While abstracts can focus on new tools, resources, or interventions, we are also interested in thought pieces and case studies that illustrate how systems phenomenon can thwart our best intentions. Stories that shed light on how to avoid delays and unintended consequences in designing and implementing obesity prevention interventions are especially welcome this year.
Texas Health Institute recommends this approach because of the urgency we see to reboot obesity prevention efforts in the US. Obesity is a global phenomenon, and it is important for practitioners who work locally to understand the national and global context of the systems that drive obesity—systems that often limit the effectiveness of their work. Moreover, as noted in a recent Lancet report, the obesity pandemic is driven by the same systems that drive under-nutrition and climate change, two other global phenomena. By tying these three pandemics as a “syndemic” the Lancet authors link the work of obesity prevention to the concerns of those working to address global hunger and climate change.
Obesity prevention needs all the allies it can get, especially since advocates are struggling to keep obesity at the top of policy makers’ agendas. Taking a systems approach to a global syndemic can strengthen our allies in the fight against obesity while improving our capacity to make a dent in a pandemic that no country has ever reversed. This year’s SOS is a baby step toward promoting a systems approach to obesity prevention at the regional level.
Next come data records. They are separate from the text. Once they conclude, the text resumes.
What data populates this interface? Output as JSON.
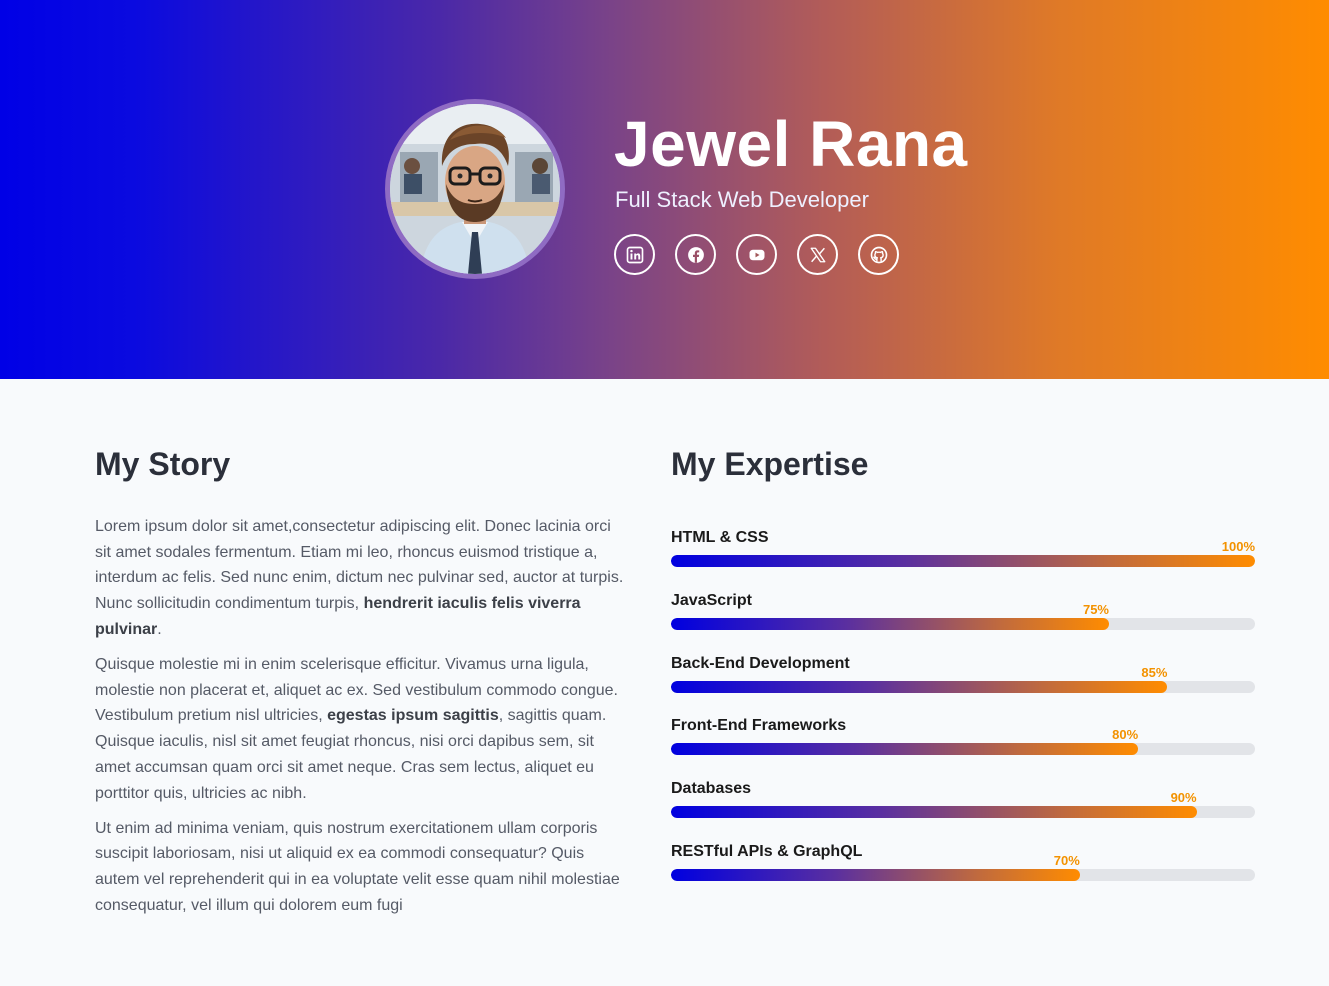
{
  "colors": {
    "gradient_start": "#0000e6",
    "gradient_end": "#ff8c00",
    "percent_text": "#f39200",
    "page_bg": "#f8fafc"
  },
  "hero": {
    "name": "Jewel Rana",
    "role": "Full Stack Web Developer",
    "avatar_icon": "avatar-portrait",
    "socials": [
      {
        "icon": "linkedin-icon"
      },
      {
        "icon": "facebook-icon"
      },
      {
        "icon": "youtube-icon"
      },
      {
        "icon": "x-twitter-icon"
      },
      {
        "icon": "github-icon"
      }
    ]
  },
  "story": {
    "title": "My Story",
    "paragraphs": [
      {
        "before": "Lorem ipsum dolor sit amet,consectetur adipiscing elit. Donec lacinia orci sit amet sodales fermentum. Etiam mi leo, rhoncus euismod tristique a, interdum ac felis. Sed nunc enim, dictum nec pulvinar sed, auctor at turpis. Nunc sollicitudin condimentum turpis, ",
        "bold": "hendrerit iaculis felis viverra pulvinar",
        "after": "."
      },
      {
        "before": "Quisque molestie mi in enim scelerisque efficitur. Vivamus urna ligula, molestie non placerat et, aliquet ac ex. Sed vestibulum commodo congue. Vestibulum pretium nisl ultricies, ",
        "bold": "egestas ipsum sagittis",
        "after": ", sagittis quam. Quisque iaculis, nisl sit amet feugiat rhoncus, nisi orci dapibus sem, sit amet accumsan quam orci sit amet neque. Cras sem lectus, aliquet eu porttitor quis, ultricies ac nibh."
      },
      {
        "before": "Ut enim ad minima veniam, quis nostrum exercitationem ullam corporis suscipit laboriosam, nisi ut aliquid ex ea commodi consequatur? Quis autem vel reprehenderit qui in ea voluptate velit esse quam nihil molestiae consequatur, vel illum qui dolorem eum fugi",
        "bold": "",
        "after": ""
      }
    ]
  },
  "expertise": {
    "title": "My Expertise",
    "skills": [
      {
        "label": "HTML & CSS",
        "percent": 100,
        "percent_text": "100%"
      },
      {
        "label": "JavaScript",
        "percent": 75,
        "percent_text": "75%"
      },
      {
        "label": "Back-End Development",
        "percent": 85,
        "percent_text": "85%"
      },
      {
        "label": "Front-End Frameworks",
        "percent": 80,
        "percent_text": "80%"
      },
      {
        "label": "Databases",
        "percent": 90,
        "percent_text": "90%"
      },
      {
        "label": "RESTful APIs & GraphQL",
        "percent": 70,
        "percent_text": "70%"
      }
    ]
  }
}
We hope that some of the 400 attendees return to their states with a new vision and a stronger capacity to reverse obesity not just in the South, but in the world. SOS might be a baby step in that direction, but that is just enough for the US South to take the lead in a global epidemic.